Game sound effects are hard. As someone who’s tried recording sound effects with a crappy microphone (including making laser blast noises with my mouth), there came a time when I sat down at my computer and just started at, puzzling over how I could convince it to make the sounds I wanted for my game.
It has a dozen or so preset sound buttons, like jump, coin pickup, and explosion. Every time you click one of these, it randomizes innumerable confusing settings to bring you a slightly different clip each time. You can then, with the click of a button, export the generated sound to a .wav file. Easy-peasy, as they say.
You can, of course, tweak that aforementioned plethora of settings to get the sounds you be exactly what you want. I’ve been using bfxr on and off for several years, and most of them are still a mystery to me, but that’s okay. You’ll want to try out the mutate button a good amount, and watch how the sliders change. Then, slide a slider at a time and see what happens. Be aware, though: the sliders are very sensitive and it’s easy to get your sound irretrievably unrecognizable. Make sure to save sounds you like before messing with them.
The end result of all this, of course, is some pretty nifty lo-fi ‘bleep-bloop’ sound effects to use in your game. I don’t necessarily recommend using this if you’re making a fully 3D RPG or realistic FPS, but you still night be able to wrangle some button click sounds out of it even if you are.
However you use it, the takeaway here is that bfxr empowers you to make sounds yourself.
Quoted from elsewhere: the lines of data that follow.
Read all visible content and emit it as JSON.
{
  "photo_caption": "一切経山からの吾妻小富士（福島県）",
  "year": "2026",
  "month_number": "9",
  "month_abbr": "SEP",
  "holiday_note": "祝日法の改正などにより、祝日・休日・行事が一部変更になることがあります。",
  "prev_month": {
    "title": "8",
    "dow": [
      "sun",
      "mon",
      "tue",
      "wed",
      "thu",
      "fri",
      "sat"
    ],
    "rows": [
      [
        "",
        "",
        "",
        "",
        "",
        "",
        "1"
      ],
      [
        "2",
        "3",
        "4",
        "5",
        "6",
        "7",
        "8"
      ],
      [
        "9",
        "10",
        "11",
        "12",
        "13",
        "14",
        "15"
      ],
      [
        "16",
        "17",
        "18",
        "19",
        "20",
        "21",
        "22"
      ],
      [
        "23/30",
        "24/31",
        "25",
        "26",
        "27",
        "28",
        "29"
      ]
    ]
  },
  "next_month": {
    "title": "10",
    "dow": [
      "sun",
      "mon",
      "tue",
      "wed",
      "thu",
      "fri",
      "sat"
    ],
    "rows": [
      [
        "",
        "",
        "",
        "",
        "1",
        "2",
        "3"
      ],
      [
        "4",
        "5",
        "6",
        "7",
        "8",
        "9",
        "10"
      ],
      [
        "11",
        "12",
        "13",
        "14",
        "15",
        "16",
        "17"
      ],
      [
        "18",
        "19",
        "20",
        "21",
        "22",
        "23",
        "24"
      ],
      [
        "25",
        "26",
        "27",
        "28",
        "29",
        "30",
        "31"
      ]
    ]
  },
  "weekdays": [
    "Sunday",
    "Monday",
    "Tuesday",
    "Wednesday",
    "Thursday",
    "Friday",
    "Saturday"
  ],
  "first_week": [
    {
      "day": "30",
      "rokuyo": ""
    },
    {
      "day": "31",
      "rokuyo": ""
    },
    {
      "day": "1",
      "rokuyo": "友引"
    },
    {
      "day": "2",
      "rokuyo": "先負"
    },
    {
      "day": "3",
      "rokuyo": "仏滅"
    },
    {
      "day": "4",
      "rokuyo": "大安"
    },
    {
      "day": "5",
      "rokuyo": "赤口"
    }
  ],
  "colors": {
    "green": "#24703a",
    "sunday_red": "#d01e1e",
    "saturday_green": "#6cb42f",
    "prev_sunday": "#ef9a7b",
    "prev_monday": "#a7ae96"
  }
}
They’re entirely unique, and an excellent starting place for budding sound designers or game developers who don’t know their way around a microphone (like me) or who can’t find the exact clips they need on a site like freesound.org or freesfx.co.uk.
So, without further ado, check it out now: BFXR!